The dapper, cheeky-looking Italian, Maurizio Pala, is a demon on his Piatenesi accordion and as the show went on started rising out of his seat during his solos, his one leg being extended higher and higher with each crescendo. The Italian/Costa Rican, Davide Lufrano Chaves on acoustic guitar, almost seemed a man apart, stood as he was on the far end of the stage, his long hair held back from his forehead with a wide band of material and his guitar often held up into the air, played at the height of his face as he paced back and forward between a single spotlight and the darkness. And yet, his beautiful guitar lines constantly rippled out through the dense textures of the music like sonic flowers - quite exquisite.
Michele Montolli on the double bass, suffers the fate of most bassists - stuck at the back in the shadows and not noticed musically by the mass of people - and yet not only is his contribution as indispensable to the Tombolinos as, say, Alejandro’s sax, it’s also a rich, beautiful, warm sound, expertly crafted and a musical feast in itself, if only you take time to listen.
And finally, there’s Nuno Brito.
Portuguese kit-drummer, Nuno, is - if like me, you’re a drummer and percussionist - worth going to see just on his own merits. He is simply excellent. Technically brilliant, sonically fascinating, he is musically the equal of any member of the band. His control over the dynamics, rhythms and textures of his kit is astounding. You almost feel he can make it sing.
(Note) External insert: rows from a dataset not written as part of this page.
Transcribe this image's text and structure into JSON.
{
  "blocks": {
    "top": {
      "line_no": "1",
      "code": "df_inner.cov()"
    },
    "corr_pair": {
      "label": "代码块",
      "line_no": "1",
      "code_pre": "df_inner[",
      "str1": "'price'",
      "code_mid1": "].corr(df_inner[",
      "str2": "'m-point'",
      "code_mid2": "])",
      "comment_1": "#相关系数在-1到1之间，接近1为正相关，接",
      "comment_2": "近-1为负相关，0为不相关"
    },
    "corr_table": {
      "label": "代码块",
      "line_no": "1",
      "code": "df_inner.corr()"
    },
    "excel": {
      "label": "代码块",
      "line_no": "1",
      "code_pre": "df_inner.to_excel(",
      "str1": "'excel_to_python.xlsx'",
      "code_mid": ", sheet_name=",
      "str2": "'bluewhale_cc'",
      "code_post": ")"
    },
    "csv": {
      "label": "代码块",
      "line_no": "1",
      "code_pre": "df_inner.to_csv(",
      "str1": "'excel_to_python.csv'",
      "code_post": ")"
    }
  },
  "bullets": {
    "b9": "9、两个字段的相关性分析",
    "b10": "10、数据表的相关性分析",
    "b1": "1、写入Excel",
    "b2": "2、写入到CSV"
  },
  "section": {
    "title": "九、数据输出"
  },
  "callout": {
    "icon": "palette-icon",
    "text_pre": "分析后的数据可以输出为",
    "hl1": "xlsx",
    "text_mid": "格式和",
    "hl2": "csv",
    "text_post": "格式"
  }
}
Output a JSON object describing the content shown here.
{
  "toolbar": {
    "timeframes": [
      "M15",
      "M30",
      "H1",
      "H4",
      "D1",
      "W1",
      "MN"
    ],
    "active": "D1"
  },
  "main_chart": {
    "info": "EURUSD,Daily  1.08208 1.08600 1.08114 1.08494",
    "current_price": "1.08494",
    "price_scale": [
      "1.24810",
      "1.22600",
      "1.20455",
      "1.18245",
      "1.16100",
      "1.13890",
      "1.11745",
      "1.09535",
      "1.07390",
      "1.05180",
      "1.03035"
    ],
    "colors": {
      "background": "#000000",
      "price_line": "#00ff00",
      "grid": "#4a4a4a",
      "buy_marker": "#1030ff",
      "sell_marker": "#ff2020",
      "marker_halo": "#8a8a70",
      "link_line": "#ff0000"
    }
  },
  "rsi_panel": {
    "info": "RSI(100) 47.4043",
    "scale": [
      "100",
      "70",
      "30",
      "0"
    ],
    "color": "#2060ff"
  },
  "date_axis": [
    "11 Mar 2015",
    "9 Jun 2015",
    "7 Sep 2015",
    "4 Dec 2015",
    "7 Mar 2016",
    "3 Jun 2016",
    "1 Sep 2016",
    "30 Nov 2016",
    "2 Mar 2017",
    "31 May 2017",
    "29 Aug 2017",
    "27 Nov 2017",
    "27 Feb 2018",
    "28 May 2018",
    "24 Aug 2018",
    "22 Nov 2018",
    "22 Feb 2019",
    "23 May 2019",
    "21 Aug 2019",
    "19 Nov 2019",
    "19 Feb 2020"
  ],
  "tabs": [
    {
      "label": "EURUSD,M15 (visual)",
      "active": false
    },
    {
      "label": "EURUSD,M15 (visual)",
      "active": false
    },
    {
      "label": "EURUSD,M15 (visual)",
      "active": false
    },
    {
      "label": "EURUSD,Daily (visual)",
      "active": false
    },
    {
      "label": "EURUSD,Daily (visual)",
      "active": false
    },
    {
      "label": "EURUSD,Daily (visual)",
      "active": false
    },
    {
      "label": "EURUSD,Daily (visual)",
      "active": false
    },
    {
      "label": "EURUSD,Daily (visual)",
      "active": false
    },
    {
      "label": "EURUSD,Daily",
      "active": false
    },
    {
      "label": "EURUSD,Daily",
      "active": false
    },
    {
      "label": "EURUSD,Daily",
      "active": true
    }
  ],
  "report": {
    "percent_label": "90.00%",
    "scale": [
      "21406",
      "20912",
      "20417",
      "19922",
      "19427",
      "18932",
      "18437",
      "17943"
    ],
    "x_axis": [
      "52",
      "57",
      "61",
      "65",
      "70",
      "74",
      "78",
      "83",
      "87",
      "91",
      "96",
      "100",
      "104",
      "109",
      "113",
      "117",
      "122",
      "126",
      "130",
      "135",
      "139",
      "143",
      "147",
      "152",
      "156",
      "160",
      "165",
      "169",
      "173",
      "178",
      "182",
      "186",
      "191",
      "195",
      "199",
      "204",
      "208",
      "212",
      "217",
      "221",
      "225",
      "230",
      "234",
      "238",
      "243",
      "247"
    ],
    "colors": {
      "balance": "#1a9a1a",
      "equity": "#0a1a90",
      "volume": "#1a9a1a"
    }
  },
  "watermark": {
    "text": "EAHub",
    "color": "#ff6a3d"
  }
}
Whether it’s thundering out jet-fuelled Balkanic pieces or throwing dark edgy jazz-soaked chops or even completely authentic Brazilian batucada accompaniments he never loses control and seems to be like the wily sheep-dog that herds the rest of the Tombolino flock into the direction they need to go. And I’ve never seen anyone play with cymbals that thin . . . ! During his engaging drum solo (and many drum solos are definitely not that!) he used his time to involve the audience in call-and-response clapping to his breaks and fills rather than showing-off.
In a show that packed more music into an hour and a quarter than most bands do in an entire week, I can only single out a couple of tracks to illustrate the range of music. One was a lush tango delivered in broad ‘porteño’ (the accent of Argentina’s capital, Buenos Aires) where Maurizio’s accordion substituted for the more usual bandoneon and Alejandro played two saxes at the same time. And the other was the final tune which started slow and stately - almost mournfully - and gradually built up, layer upon layer until, with a beguiling ripple from Nuno’s kit he moved them all straight up into top gear at breathtaking speed.
To say that the Tombolinos had captured the hearts of their matinee crowd would be an understatement. They were sold: hook, line and sinker. Even the stewards in front of the stage couldn’t help but bounce up and down in their baggy fluorescent jackets with big, fat, smiles spread from ear to ear!
The lads definitely enjoyed their Womad appearance and experience to the hilt. As Alejandro said: “This festival definitely deserves the reputation it has”. Amen to that.
The only band at Womad that weekend that could have laid claim to any similar musical territory to the Tombolinos in the breadth of their musical influences and sheer energy were the Sunday headliners, Gogol Bordello (the so-called gypsies of New York). Well, I’ll tell you something - I know which band I preferred out of the two, and it definitely wasn’t the one attended by a young, wine-soaked prince of this realm.
¡Viva Los Tombolinos!